Digitizing for the Purpose of Conservation
Historic architecture is being digitized and modelled for the purpose of conservation, preservation and protection of the structures and their cultural heritage. In the past, photogrammetical documentations were possible only with analog cameras of 5’x7’ or 4’x5’ frame size and accomplished by using a lift that was positioned and driven around the object and carried the photographer around.
Today, with the development of smaller and lighter aerial platforms (UAVs and cameras), surveying complex structures in populated environment is becoming easier, faster, affordable and more efficient, and the images are utilized for inspection, monitoring, 2D/3D image rectification and dense point cloud creation.
CopterSystems GmbH is developing intelligent aerial platforms and manufacturing tailor made UAV solutions for diverse applications.
Fokus GmbH Leipzig, is an engineering company that provides special services in the fields of architecture photogrammetry and focuses on complex surveying supporting the documentation of monuments, as well as photogrammetrical evaluation of historic photographs for dimensionally reconstruction of historic objects.
CopterSystems and Fokus GmbH Leipzig joined forces and executed a complex aerial survey for documenting the historic neo-Gothic church St. Mauritius in Frankfurt /Main. The church that was built in 1901 is located in a populated area and attracts many visitors. The challenge was not only documenting the structure, but also allowing the traffic of people around it uninterrupted.
2D Image Rectification

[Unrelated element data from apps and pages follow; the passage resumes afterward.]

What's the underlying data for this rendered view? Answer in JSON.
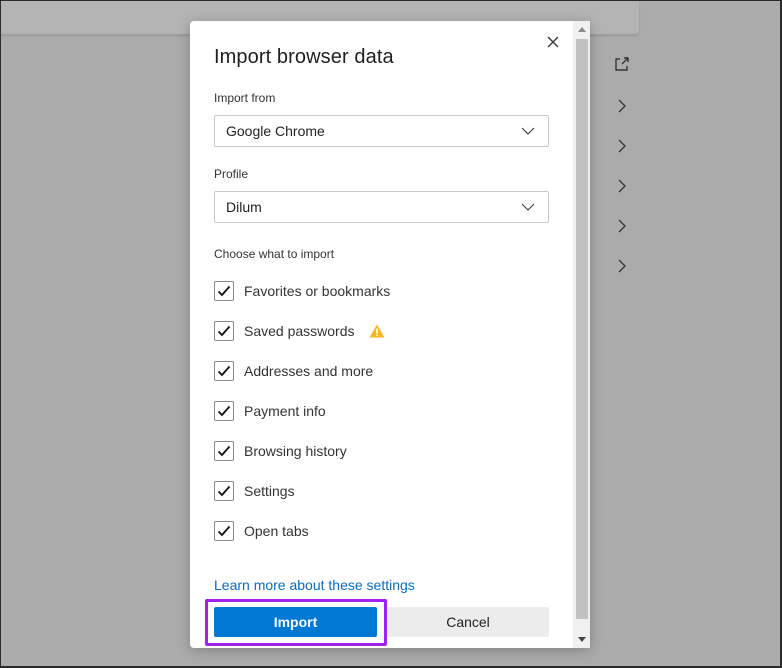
{
  "dialog": {
    "title": "Import browser data",
    "close_icon": "close-icon",
    "import_from": {
      "label": "Import from",
      "value": "Google Chrome"
    },
    "profile": {
      "label": "Profile",
      "value": "Dilum"
    },
    "choose_label": "Choose what to import",
    "items": [
      {
        "label": "Favorites or bookmarks",
        "checked": true,
        "warning": false
      },
      {
        "label": "Saved passwords",
        "checked": true,
        "warning": true
      },
      {
        "label": "Addresses and more",
        "checked": true,
        "warning": false
      },
      {
        "label": "Payment info",
        "checked": true,
        "warning": false
      },
      {
        "label": "Browsing history",
        "checked": true,
        "warning": false
      },
      {
        "label": "Settings",
        "checked": true,
        "warning": false
      },
      {
        "label": "Open tabs",
        "checked": true,
        "warning": false
      }
    ],
    "learn_more": "Learn more about these settings",
    "import_button": "Import",
    "cancel_button": "Cancel"
  },
  "background": {
    "side_icons": [
      "external-link-icon",
      "chevron-right-icon",
      "chevron-right-icon",
      "chevron-right-icon",
      "chevron-right-icon",
      "chevron-right-icon"
    ]
  },
  "colors": {
    "accent": "#0078d4",
    "link": "#0a6cc0",
    "highlight": "#a020f0",
    "warning": "#f9b61a"
  }
}
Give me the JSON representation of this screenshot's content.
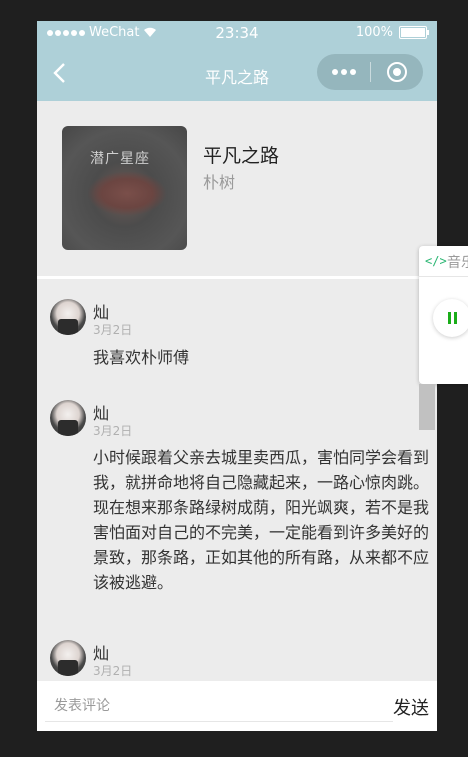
{
  "status": {
    "carrier": "WeChat",
    "time": "23:34",
    "battery": "100%"
  },
  "nav": {
    "title": "平凡之路"
  },
  "album": {
    "cover_text": "潜广星座",
    "title": "平凡之路",
    "artist": "朴树"
  },
  "comments": [
    {
      "name": "灿",
      "date": "3月2日",
      "text": "我喜欢朴师傅"
    },
    {
      "name": "灿",
      "date": "3月2日",
      "text": "小时候跟着父亲去城里卖西瓜，害怕同学会看到我，就拼命地将自己隐藏起来，一路心惊肉跳。现在想来那条路绿树成荫，阳光飒爽，若不是我害怕面对自己的不完美，一定能看到许多美好的景致，那条路，正如其他的所有路，从来都不应该被逃避。"
    },
    {
      "name": "灿",
      "date": "3月2日",
      "text": ""
    }
  ],
  "music_widget": {
    "code_icon": "</>",
    "label": "音乐"
  },
  "input": {
    "placeholder": "发表评论",
    "send_label": "发送"
  },
  "colors": {
    "header": "#aed0d8",
    "accent": "#1aad19"
  }
}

The four facades of the church tower – 42 meters high – were documented by 2D rectified images in the scale 1:20 and 300 dpi resolution. This corresponds to a pixel resolution of 1.7 mm at the object.
The decision to use 2D image rectification (instead of 3D ortho projection) was due to higher image quality of depiction of damages at the natural stone. The image rectification and image mosaic were made with metigo® MAP. Colour correction and final processing was done with Adobe Photoshop.
The metigo® MAP software has been developed by Fokus GmbH Leipzig in close cooperation with conservators since 2000 and offers image rectification and mapping, as well as quantity survey and analysis. On base of the true-to-scale image plans planer and conservators can document damages and estimate quantities that enables providing accurate cost and time estimations for conservation projects.
CopterSystems: Documenting Historic Buildings by creating true to scale image plans with Phase One 50MP camera, a UAV and metigo®
With Phase One Industrial’s lightest 50MP camera, surveillance of structures in populated areas is easier, faster and more affordable.
“The 50MP camera was integrated into the CS-P.O.C easily, and its high dynamic range enabled the capture of images in the highest resolution. The camera delivered excellent results with high level of accuracy and details that enabled our customer to use the true-to-scale image plans for the damage mapping and for the controlling process of restoration”
Roman PaulusFounder and CEO, Copter Systems
As with any project where buildings are occupied, the principal consideration is disruption to the daily routine and attempts to minimize it. In this specific project, the challenges were clear; the need to fly in the center of a big german city that is located close to the airport, and execute a surveying project close to a church – a local historical attraction with high density of visitors.
CopterSystems chose to integrate Phase One’s 50MP camera – the smallest and lightest digital medium format aerial camera, with CMOS sensor, quality capture from ISO 100 to 6400, 8280 pixels in cross track coverage, capture rate of 0.8 sec/frame, direct connectivity with FMS, GPS/IMU and Schneider-Kreuznach central shutter lenses up to 1/1600 sec.
Gisbert Sacher, Fokus GmbH Leipzig CEO said: “The usage of the UAV was a great help for recording images of the church in high quality. The usage of a larger lift was not possible and image recording would have taken more time.”